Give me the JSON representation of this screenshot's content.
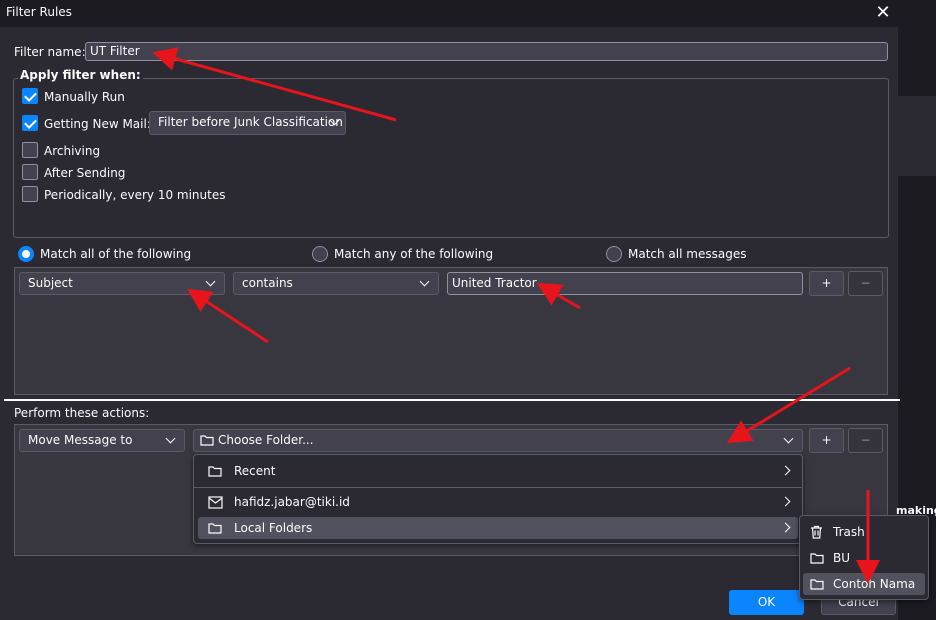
{
  "window": {
    "title": "Filter Rules",
    "close_glyph": "✕"
  },
  "background": {
    "partial_word": "making"
  },
  "filter_name": {
    "label": "Filter name:",
    "value": "UT Filter"
  },
  "apply_when": {
    "legend": "Apply filter when:",
    "items": [
      {
        "label": "Manually Run",
        "checked": true
      },
      {
        "label": "Getting New Mail:",
        "checked": true
      },
      {
        "label": "Archiving",
        "checked": false
      },
      {
        "label": "After Sending",
        "checked": false
      },
      {
        "label": "Periodically, every 10 minutes",
        "checked": false
      }
    ],
    "new_mail_option": "Filter before Junk Classification"
  },
  "match": {
    "options": [
      "Match all of the following",
      "Match any of the following",
      "Match all messages"
    ],
    "selected": "Match all of the following"
  },
  "rule": {
    "field": "Subject",
    "operator": "contains",
    "value": "United Tractor",
    "add": "+",
    "remove": "−"
  },
  "actions": {
    "label": "Perform these actions:",
    "action": "Move Message to",
    "target": "Choose Folder...",
    "add": "+",
    "remove": "−"
  },
  "folder_menu": {
    "items": [
      "Recent",
      "hafidz.jabar@tiki.id",
      "Local Folders"
    ]
  },
  "local_folders_menu": {
    "items": [
      "Trash",
      "BU",
      "Contoh Nama"
    ],
    "highlighted": "Contoh Nama"
  },
  "buttons": {
    "ok": "OK",
    "cancel": "Cancel"
  },
  "colors": {
    "accent": "#0a84ff",
    "annotation_arrow": "#e8141c",
    "background": "#2b2a33"
  }
}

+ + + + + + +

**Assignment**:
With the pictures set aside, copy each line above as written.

**Answer area**:
Give me the JSON representation of this screenshot's content.
{
  "window": {
    "title": "Filter Rules",
    "close_glyph": "✕"
  },
  "background": {
    "partial_word": "making"
  },
  "filter_name": {
    "label": "Filter name:",
    "value": "UT Filter"
  },
  "apply_when": {
    "legend": "Apply filter when:",
    "items": [
      {
        "label": "Manually Run",
        "checked": true
      },
      {
        "label": "Getting New Mail:",
        "checked": true
      },
      {
        "label": "Archiving",
        "checked": false
      },
      {
        "label": "After Sending",
        "checked": false
      },
      {
        "label": "Periodically, every 10 minutes",
        "checked": false
      }
    ],
    "new_mail_option": "Filter before Junk Classification"
  },
  "match": {
    "options": [
      "Match all of the following",
      "Match any of the following",
      "Match all messages"
    ],
    "selected": "Match all of the following"
  },
  "rule": {
    "field": "Subject",
    "operator": "contains",
    "value": "United Tractor",
    "add": "+",
    "remove": "−"
  },
  "actions": {
    "label": "Perform these actions:",
    "action": "Move Message to",
    "target": "Choose Folder...",
    "add": "+",
    "remove": "−"
  },
  "folder_menu": {
    "items": [
      "Recent",
      "hafidz.jabar@tiki.id",
      "Local Folders"
    ]
  },
  "local_folders_menu": {
    "items": [
      "Trash",
      "BU",
      "Contoh Nama"
    ],
    "highlighted": "Contoh Nama"
  },
  "buttons": {
    "ok": "OK",
    "cancel": "Cancel"
  },
  "colors": {
    "accent": "#0a84ff",
    "annotation_arrow": "#e8141c",
    "background": "#2b2a33"
  }
}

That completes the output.